[Dataset rows describing interfaces]

*** Block opens ***

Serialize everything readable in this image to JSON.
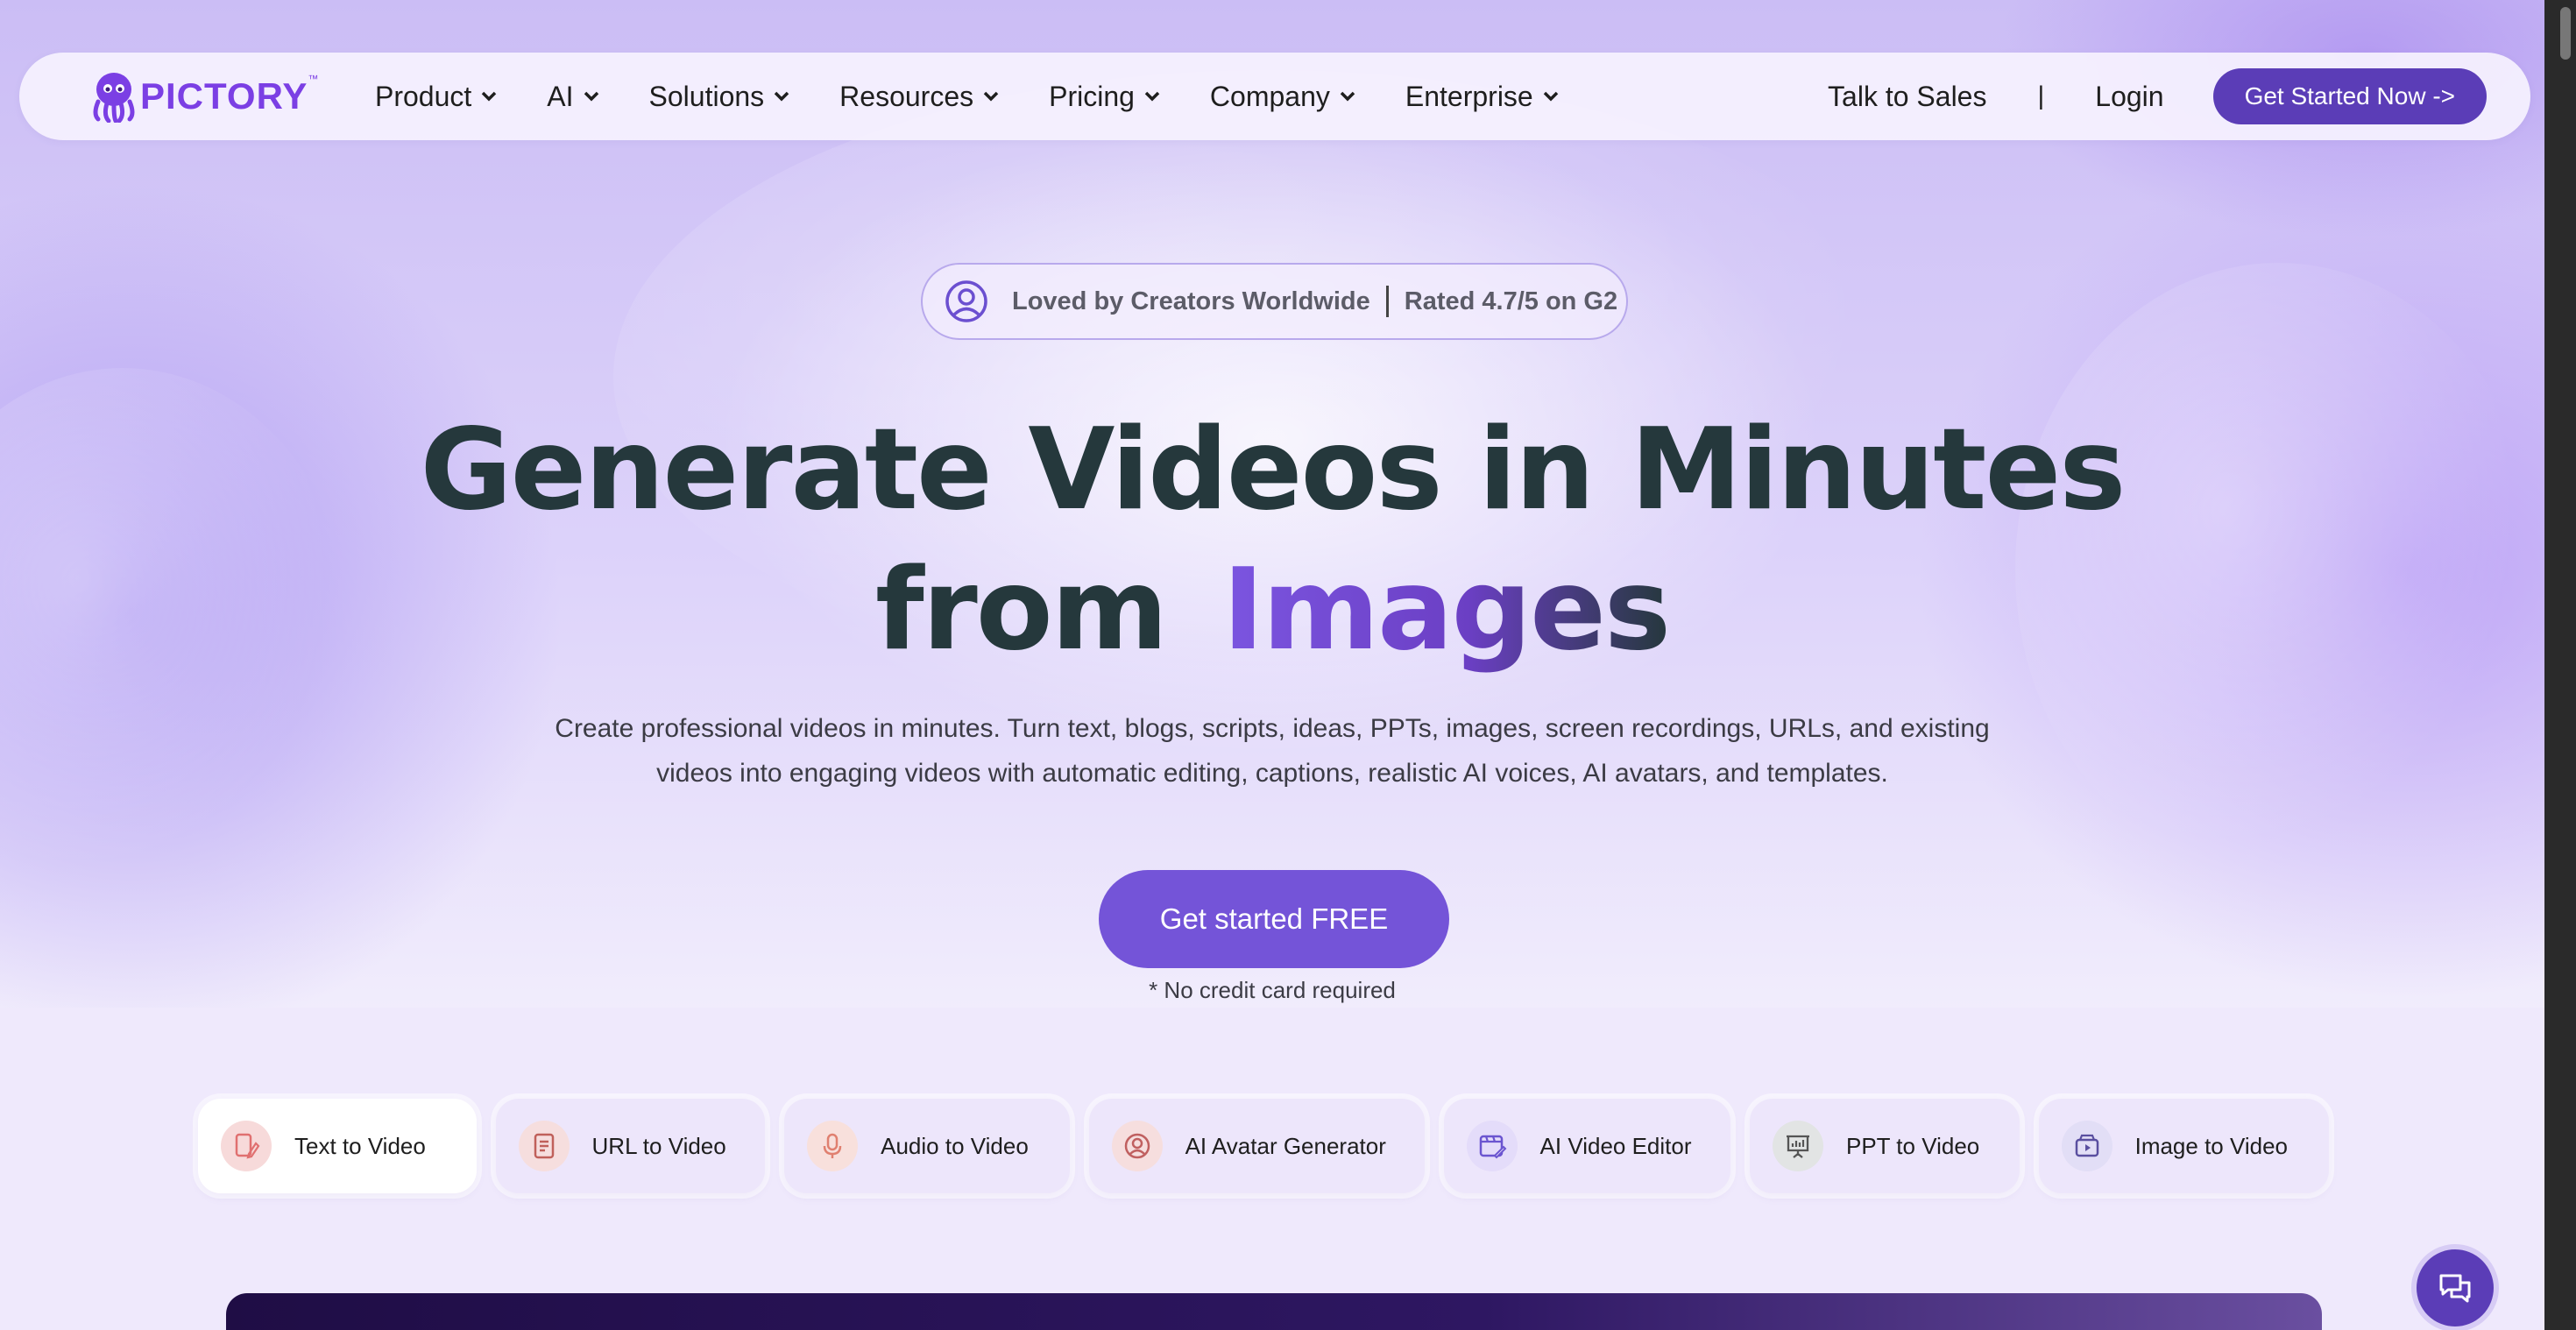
{
  "nav": {
    "logo_text": "PICTORY",
    "logo_tm": "™",
    "menu": [
      {
        "label": "Product"
      },
      {
        "label": "AI"
      },
      {
        "label": "Solutions"
      },
      {
        "label": "Resources"
      },
      {
        "label": "Pricing"
      },
      {
        "label": "Company"
      },
      {
        "label": "Enterprise"
      }
    ],
    "talk_to_sales": "Talk to Sales",
    "separator": "|",
    "login": "Login",
    "cta": "Get Started Now ->"
  },
  "badge": {
    "loved": "Loved by Creators Worldwide",
    "rated": "Rated 4.7/5 on G2"
  },
  "hero": {
    "line1": "Generate Videos in Minutes",
    "line2_prefix": "from",
    "line2_accent": "Images",
    "subtext": "Create professional videos in minutes. Turn text, blogs, scripts, ideas, PPTs, images, screen recordings, URLs, and existing videos into engaging videos with automatic editing, captions, realistic AI voices, AI avatars, and templates.",
    "cta": "Get started FREE",
    "note": "* No credit card required"
  },
  "tabs": [
    {
      "label": "Text to Video",
      "icon": "text-video-icon",
      "active": true
    },
    {
      "label": "URL to Video",
      "icon": "url-doc-icon"
    },
    {
      "label": "Audio to Video",
      "icon": "microphone-icon"
    },
    {
      "label": "AI Avatar Generator",
      "icon": "avatar-icon"
    },
    {
      "label": "AI Video Editor",
      "icon": "video-editor-icon"
    },
    {
      "label": "PPT to Video",
      "icon": "presentation-icon"
    },
    {
      "label": "Image to Video",
      "icon": "image-video-icon"
    }
  ],
  "colors": {
    "brand": "#7b3fe4",
    "nav_cta": "#5b3db7",
    "hero_cta": "#7454d8",
    "headline": "#25383c"
  },
  "chat": {
    "icon": "chat-icon"
  }
}
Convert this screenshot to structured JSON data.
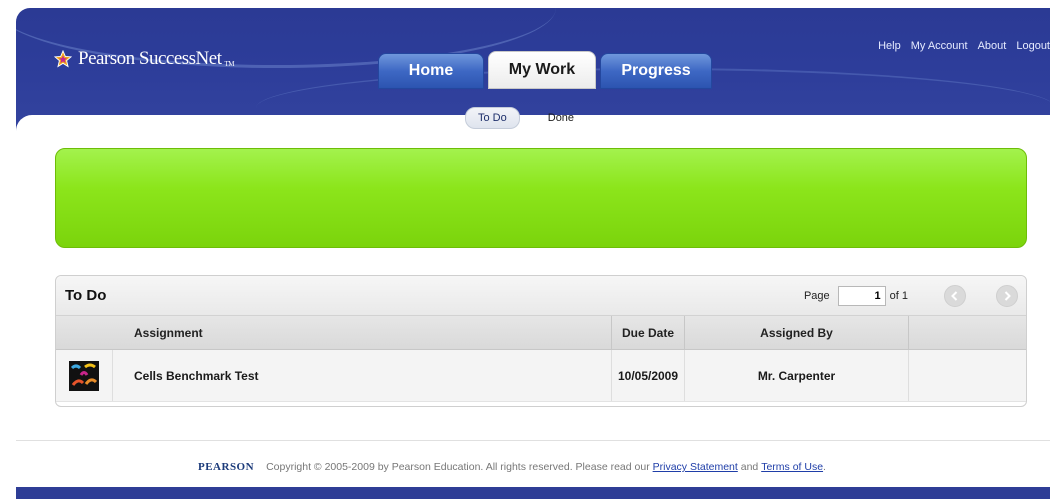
{
  "brand": {
    "name": "Pearson SuccessNet",
    "tm": "TM"
  },
  "top_links": [
    "Help",
    "My Account",
    "About",
    "Logout"
  ],
  "tabs": [
    {
      "label": "Home",
      "active": false
    },
    {
      "label": "My Work",
      "active": true
    },
    {
      "label": "Progress",
      "active": false
    }
  ],
  "subtabs": [
    {
      "label": "To Do",
      "active": true
    },
    {
      "label": "Done",
      "active": false
    }
  ],
  "todo": {
    "title": "To Do",
    "pager": {
      "page_label": "Page",
      "current_page": "1",
      "of_label": "of 1"
    },
    "columns": [
      "Assignment",
      "Due Date",
      "Assigned By"
    ],
    "rows": [
      {
        "icon": "assessment-icon",
        "assignment": "Cells Benchmark Test",
        "due_date": "10/05/2009",
        "assigned_by": "Mr. Carpenter"
      }
    ]
  },
  "footer": {
    "logo": "PEARSON",
    "copyright": "Copyright © 2005-2009 by Pearson Education. All rights reserved. Please read our",
    "privacy": "Privacy Statement",
    "and": "and",
    "terms": "Terms of Use",
    "period": "."
  },
  "colors": {
    "header_bg": "#2d3d9a",
    "tab_blue": "#3e68c4",
    "banner_green": "#8ce51b"
  }
}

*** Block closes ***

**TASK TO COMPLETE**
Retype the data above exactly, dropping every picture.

**YOUR SOLUTION**
Serialize everything readable in this image to JSON.
{
  "nav": {
    "logo_text": "PICTORY",
    "logo_tm": "™",
    "menu": [
      {
        "label": "Product"
      },
      {
        "label": "AI"
      },
      {
        "label": "Solutions"
      },
      {
        "label": "Resources"
      },
      {
        "label": "Pricing"
      },
      {
        "label": "Company"
      },
      {
        "label": "Enterprise"
      }
    ],
    "talk_to_sales": "Talk to Sales",
    "separator": "|",
    "login": "Login",
    "cta": "Get Started Now ->"
  },
  "badge": {
    "loved": "Loved by Creators Worldwide",
    "rated": "Rated 4.7/5 on G2"
  },
  "hero": {
    "line1": "Generate Videos in Minutes",
    "line2_prefix": "from",
    "line2_accent": "Images",
    "subtext": "Create professional videos in minutes. Turn text, blogs, scripts, ideas, PPTs, images, screen recordings, URLs, and existing videos into engaging videos with automatic editing, captions, realistic AI voices, AI avatars, and templates.",
    "cta": "Get started FREE",
    "note": "* No credit card required"
  },
  "tabs": [
    {
      "label": "Text to Video",
      "icon": "text-video-icon",
      "active": true
    },
    {
      "label": "URL to Video",
      "icon": "url-doc-icon"
    },
    {
      "label": "Audio to Video",
      "icon": "microphone-icon"
    },
    {
      "label": "AI Avatar Generator",
      "icon": "avatar-icon"
    },
    {
      "label": "AI Video Editor",
      "icon": "video-editor-icon"
    },
    {
      "label": "PPT to Video",
      "icon": "presentation-icon"
    },
    {
      "label": "Image to Video",
      "icon": "image-video-icon"
    }
  ],
  "colors": {
    "brand": "#7b3fe4",
    "nav_cta": "#5b3db7",
    "hero_cta": "#7454d8",
    "headline": "#25383c"
  },
  "chat": {
    "icon": "chat-icon"
  }
}
Convert this screenshot to structured JSON data.
{
  "brand": {
    "name": "Pearson SuccessNet",
    "tm": "TM"
  },
  "top_links": [
    "Help",
    "My Account",
    "About",
    "Logout"
  ],
  "tabs": [
    {
      "label": "Home",
      "active": false
    },
    {
      "label": "My Work",
      "active": true
    },
    {
      "label": "Progress",
      "active": false
    }
  ],
  "subtabs": [
    {
      "label": "To Do",
      "active": true
    },
    {
      "label": "Done",
      "active": false
    }
  ],
  "todo": {
    "title": "To Do",
    "pager": {
      "page_label": "Page",
      "current_page": "1",
      "of_label": "of 1"
    },
    "columns": [
      "Assignment",
      "Due Date",
      "Assigned By"
    ],
    "rows": [
      {
        "icon": "assessment-icon",
        "assignment": "Cells Benchmark Test",
        "due_date": "10/05/2009",
        "assigned_by": "Mr. Carpenter"
      }
    ]
  },
  "footer": {
    "logo": "PEARSON",
    "copyright": "Copyright © 2005-2009 by Pearson Education. All rights reserved. Please read our",
    "privacy": "Privacy Statement",
    "and": "and",
    "terms": "Terms of Use",
    "period": "."
  },
  "colors": {
    "header_bg": "#2d3d9a",
    "tab_blue": "#3e68c4",
    "banner_green": "#8ce51b"
  }
}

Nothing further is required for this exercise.